Task item: Among the lines below, tally those that contain "true" and respond with the total only.

::::::

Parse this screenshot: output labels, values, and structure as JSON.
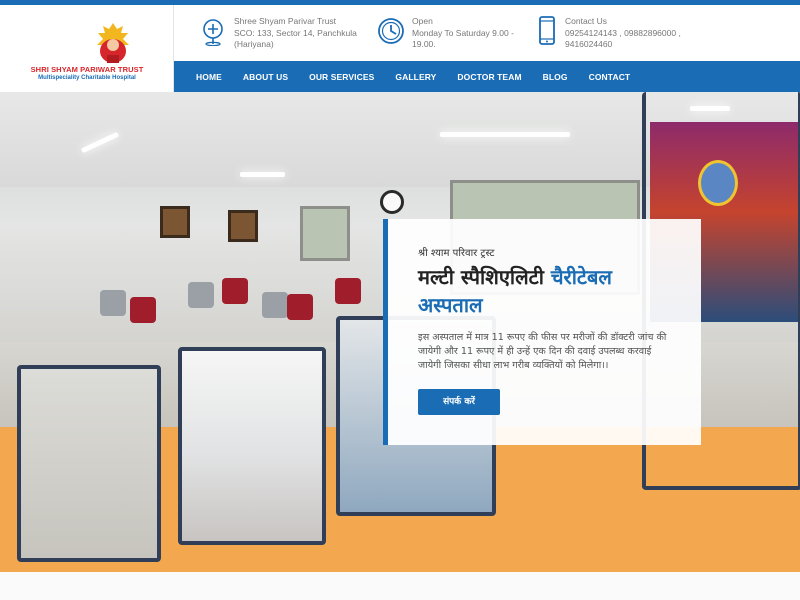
{
  "brand": {
    "name": "SHRI SHYAM PARIWAR TRUST",
    "subtitle": "Multispeciality Charitable Hospital",
    "colors": {
      "primary": "#1a6cb5",
      "brand_red": "#d7262b",
      "accent_orange": "#f3a84f"
    }
  },
  "info_bar": {
    "address": {
      "icon": "location-icon",
      "line1": "Shree Shyam Parivar Trust",
      "line2": "SCO: 133, Sector 14, Panchkula",
      "line3": "(Hariyana)"
    },
    "hours": {
      "icon": "clock-icon",
      "line1": "Open",
      "line2": "Monday To Saturday 9.00 -",
      "line3": "19.00."
    },
    "contact": {
      "icon": "phone-icon",
      "line1": "Contact Us",
      "line2": "09254124143 ,    09882896000 ,",
      "line3": "9416024460"
    }
  },
  "nav": {
    "items": [
      "HOME",
      "ABOUT US",
      "OUR SERVICES",
      "GALLERY",
      "DOCTOR TEAM",
      "BLOG",
      "CONTACT"
    ]
  },
  "hero": {
    "kicker": "श्री श्याम परिवार ट्रस्ट",
    "title_part1": "मल्टी स्पैशिएलिटी ",
    "title_part2": "चैरीटेबल",
    "title_part3": "अस्पताल",
    "body": "इस अस्पताल में मात्र 11 रूपए की फीस पर मरीजों की डॉक्टरी जांच की जायेगी और 11 रूपए में ही उन्हें एक दिन की दवाई उपलब्ध करवाई जायेगी जिसका सीधा लाभ गरीब व्यक्तियों को मिलेगा।।",
    "cta_label": "संपर्क करें"
  }
}
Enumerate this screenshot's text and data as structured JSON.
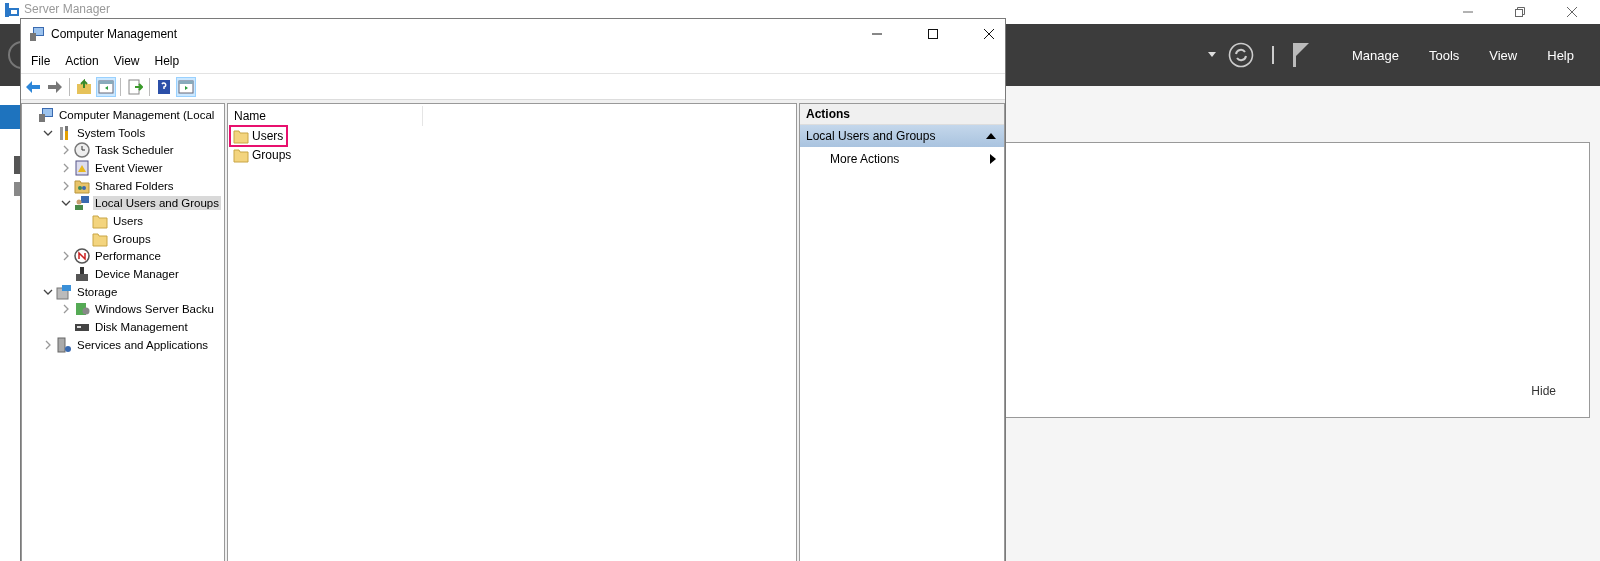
{
  "server_manager": {
    "title": "Server Manager",
    "menu": [
      "Manage",
      "Tools",
      "View",
      "Help"
    ],
    "hide_link": "Hide"
  },
  "window": {
    "title": "Computer Management"
  },
  "menu": [
    "File",
    "Action",
    "View",
    "Help"
  ],
  "toolbar": [
    {
      "pressed": false
    },
    {
      "pressed": false
    },
    {
      "pressed": false
    },
    {
      "pressed": true
    },
    {
      "pressed": false
    },
    {
      "pressed": false
    },
    {
      "pressed": true
    }
  ],
  "tree": [
    {
      "label": "Computer Management (Local",
      "selected": false,
      "children": [
        {
          "label": "System Tools",
          "expanded": true,
          "selected": false,
          "children": [
            {
              "label": "Task Scheduler",
              "expanded": false,
              "selected": false
            },
            {
              "label": "Event Viewer",
              "expanded": false,
              "selected": false
            },
            {
              "label": "Shared Folders",
              "expanded": false,
              "selected": false
            },
            {
              "label": "Local Users and Groups",
              "expanded": true,
              "selected": true,
              "children": [
                {
                  "label": "Users",
                  "selected": false
                },
                {
                  "label": "Groups",
                  "selected": false
                }
              ]
            },
            {
              "label": "Performance",
              "expanded": false,
              "selected": false
            },
            {
              "label": "Device Manager",
              "selected": false
            }
          ]
        },
        {
          "label": "Storage",
          "expanded": true,
          "selected": false,
          "children": [
            {
              "label": "Windows Server Backu",
              "expanded": false,
              "selected": false
            },
            {
              "label": "Disk Management",
              "selected": false
            }
          ]
        },
        {
          "label": "Services and Applications",
          "expanded": false,
          "selected": false
        }
      ]
    }
  ],
  "list": {
    "columns": [
      "Name"
    ],
    "rows": [
      {
        "name": "Users",
        "highlighted": true
      },
      {
        "name": "Groups",
        "highlighted": false
      }
    ]
  },
  "actions": {
    "title": "Actions",
    "sections": [
      {
        "title": "Local Users and Groups",
        "expanded": true,
        "items": [
          "More Actions"
        ]
      }
    ]
  }
}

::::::

Response box: 8